EXCERPTED RECORDS >>
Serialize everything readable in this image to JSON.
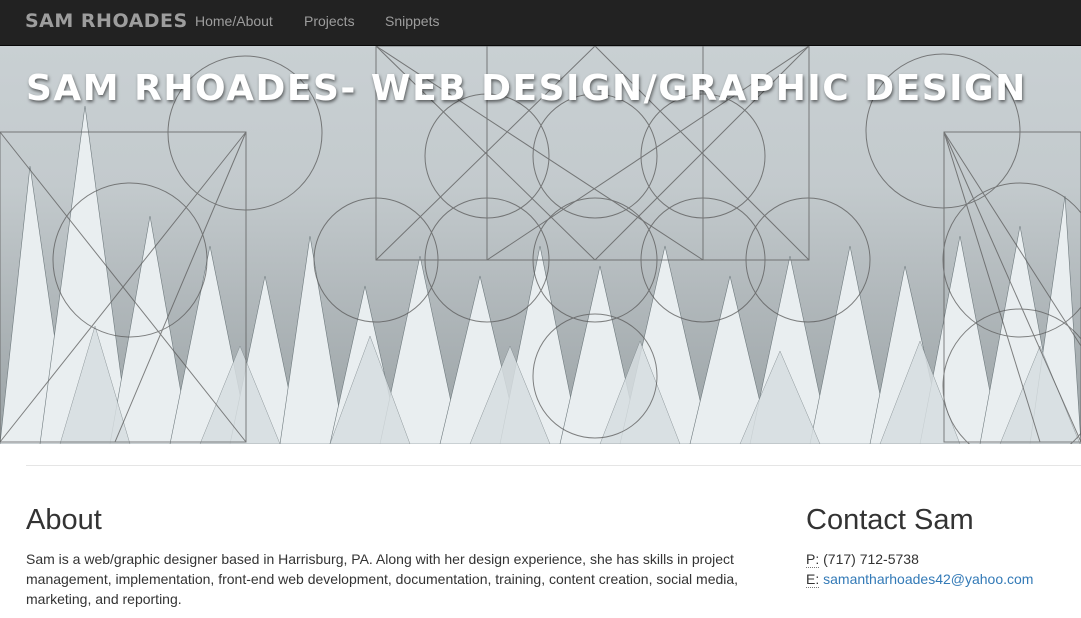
{
  "navbar": {
    "brand": "SAM RHOADES",
    "links": [
      "Home/About",
      "Projects",
      "Snippets"
    ]
  },
  "hero": {
    "title": "SAM RHOADES- WEB DESIGN/GRAPHIC DESIGN",
    "background": "snowy pine forest with geometric line overlay"
  },
  "about": {
    "heading": "About",
    "text": "Sam is a web/graphic designer based in Harrisburg, PA. Along with her design experience, she has skills in project management, implementation, front-end web development, documentation, training, content creation, social media, marketing, and reporting."
  },
  "contact": {
    "heading": "Contact Sam",
    "phone_label": "P:",
    "phone": "(717) 712-5738",
    "email_label": "E:",
    "email": "samantharhoades42@yahoo.com"
  },
  "colors": {
    "navbar_bg": "#222222",
    "nav_text": "#9d9d9d",
    "link": "#337ab7"
  }
}
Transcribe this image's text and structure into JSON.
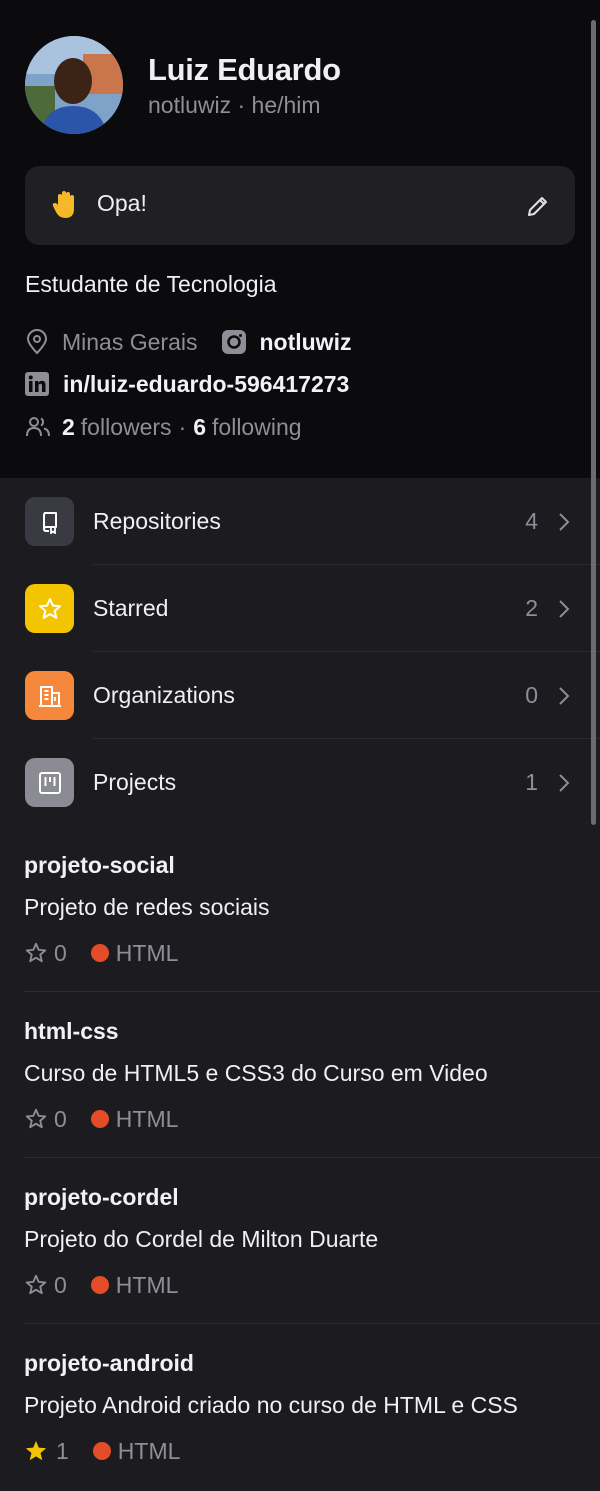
{
  "profile": {
    "name": "Luiz Eduardo",
    "handle": "notluwiz · he/him",
    "status_text": "Opa!",
    "status_emoji": "raised-hand-emoji",
    "bio": "Estudante de Tecnologia",
    "location": "Minas Gerais",
    "instagram": "notluwiz",
    "linkedin": "in/luiz-eduardo-596417273",
    "followers_count": "2",
    "followers_label": "followers",
    "separator": "·",
    "following_count": "6",
    "following_label": "following"
  },
  "menu": [
    {
      "label": "Repositories",
      "count": "4",
      "icon": "repo-icon",
      "color": "#3a3a42"
    },
    {
      "label": "Starred",
      "count": "2",
      "icon": "star-icon",
      "color": "#f2c500"
    },
    {
      "label": "Organizations",
      "count": "0",
      "icon": "organization-icon",
      "color": "#f5883a"
    },
    {
      "label": "Projects",
      "count": "1",
      "icon": "project-board-icon",
      "color": "#8b8b93"
    }
  ],
  "repos": [
    {
      "name": "projeto-social",
      "description": "Projeto de redes sociais",
      "stars": "0",
      "starred": false,
      "language": "HTML",
      "language_color": "#e34c26"
    },
    {
      "name": "html-css",
      "description": "Curso de HTML5 e CSS3 do Curso em Video",
      "stars": "0",
      "starred": false,
      "language": "HTML",
      "language_color": "#e34c26"
    },
    {
      "name": "projeto-cordel",
      "description": "Projeto do Cordel de Milton Duarte",
      "stars": "0",
      "starred": false,
      "language": "HTML",
      "language_color": "#e34c26"
    },
    {
      "name": "projeto-android",
      "description": "Projeto Android criado no curso de HTML e CSS",
      "stars": "1",
      "starred": true,
      "language": "HTML",
      "language_color": "#e34c26"
    }
  ],
  "colors": {
    "background": "#0b0b0e",
    "surface": "#1b1b20",
    "accent_star": "#f2c500"
  }
}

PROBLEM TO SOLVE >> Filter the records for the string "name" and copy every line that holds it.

EXERCISE RESULT >>
    "name": "Luiz Eduardo",
      "name": "projeto-social",
      "name": "html-css",
      "name": "projeto-cordel",
      "name": "projeto-android",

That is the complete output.